Godard: A Portrait of the Artist at Seventy
by Colin MacCabe. Filmography and picture research by Sally Shafto. New York, NY: Farrar, Straus and Giroux, 2003. 432 pp, illus. Hardcover: $25.00.
This isn’t an authorized biography of Jean-Luc Godard. But it appears to have qualified briefly as a book that might have become one after Colin MacCabe first embarked on it in the mid-Eighties. “Two years later,” he reports in his Preface, “he” — meaning Godard — “asked me how the work was progressing and this encouraged me to bury my own doubts and to prepare a very detailed treatment. By the early nineties, however, it was clear that Godard no longer had any faith in the project.”

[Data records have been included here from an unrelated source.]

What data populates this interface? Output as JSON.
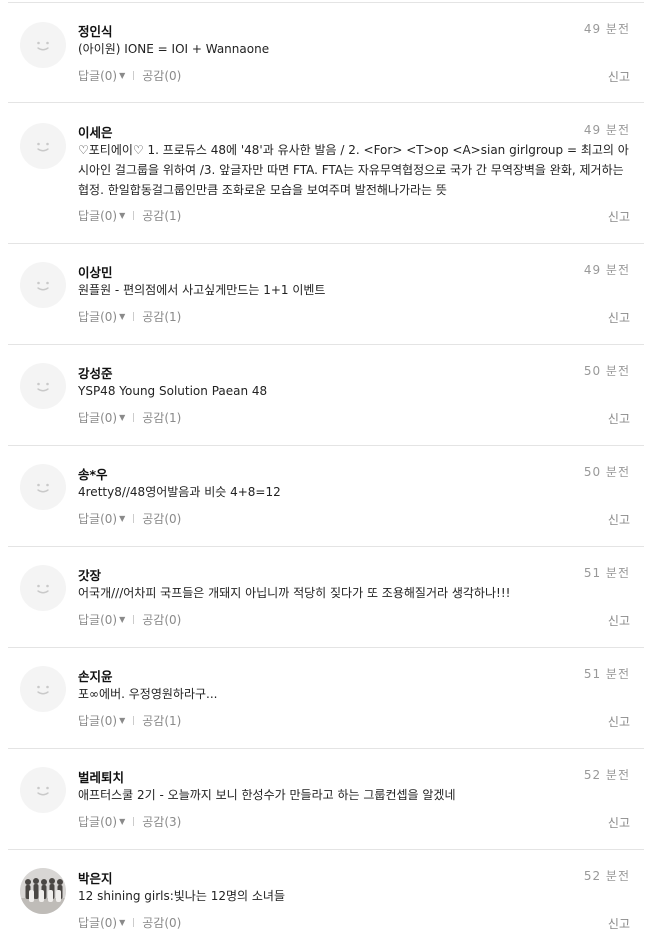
{
  "comments": [
    {
      "author": "정인식",
      "time": "49 분전",
      "text": "(아이원) IONE = IOI + Wannaone",
      "reply_label": "답글(0)",
      "like_label": "공감(0)",
      "report_label": "신고",
      "avatar": "default-face-icon"
    },
    {
      "author": "이세은",
      "time": "49 분전",
      "text": "♡포티에이♡ 1. 프로듀스 48에 '48'과 유사한 발음 / 2. <For> <T>op <A>sian girlgroup = 최고의 아시아인 걸그룹을 위하여 /3. 앞글자만 따면 FTA. FTA는 자유무역협정으로 국가 간 무역장벽을 완화, 제거하는 협정. 한일합동걸그룹인만큼 조화로운 모습을 보여주며 발전해나가라는 뜻",
      "reply_label": "답글(0)",
      "like_label": "공감(1)",
      "report_label": "신고",
      "avatar": "default-face-icon"
    },
    {
      "author": "이상민",
      "time": "49 분전",
      "text": "원플원 - 편의점에서 사고싶게만드는 1+1 이벤트",
      "reply_label": "답글(0)",
      "like_label": "공감(1)",
      "report_label": "신고",
      "avatar": "default-face-icon"
    },
    {
      "author": "강성준",
      "time": "50 분전",
      "text": "YSP48 Young Solution Paean 48",
      "reply_label": "답글(0)",
      "like_label": "공감(1)",
      "report_label": "신고",
      "avatar": "default-face-icon"
    },
    {
      "author": "송*우",
      "time": "50 분전",
      "text": "4retty8//48영어발음과 비슷 4+8=12",
      "reply_label": "답글(0)",
      "like_label": "공감(0)",
      "report_label": "신고",
      "avatar": "default-face-icon"
    },
    {
      "author": "갓장",
      "time": "51 분전",
      "text": "어국개///어차피 국프들은 개돼지 아닙니까 적당히 짖다가 또 조용해질거라 생각하나!!!",
      "reply_label": "답글(0)",
      "like_label": "공감(0)",
      "report_label": "신고",
      "avatar": "default-face-icon"
    },
    {
      "author": "손지윤",
      "time": "51 분전",
      "text": "포∞에버. 우정영원하라구...",
      "reply_label": "답글(0)",
      "like_label": "공감(1)",
      "report_label": "신고",
      "avatar": "default-face-icon"
    },
    {
      "author": "벌레퇴치",
      "time": "52 분전",
      "text": "애프터스쿨 2기 - 오늘까지 보니 한성수가 만들라고 하는 그룹컨셉을 알겠네",
      "reply_label": "답글(0)",
      "like_label": "공감(3)",
      "report_label": "신고",
      "avatar": "default-face-icon"
    },
    {
      "author": "박은지",
      "time": "52 분전",
      "text": "12 shining girls:빛나는 12명의 소녀들",
      "reply_label": "답글(0)",
      "like_label": "공감(0)",
      "report_label": "신고",
      "avatar": "group-photo"
    }
  ]
}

MacCabe says nothing to explain this change of heart and loss of faith. A look, however, at one version of his detailed treatment — “Jean-Luc Godard: A Life in Seven Episodes (to Date),” published in Raymond Bellour’s 1992 Museum of Modern Art collection Jean-Luc Godard Son + Image, 1974-1991 – provides a plausible reason, especially if one zeroes in on the following passage in the second episode: “The South American journey came to an end [in Rio] when Godard’s father once again refused to support his son any longer.… Read more »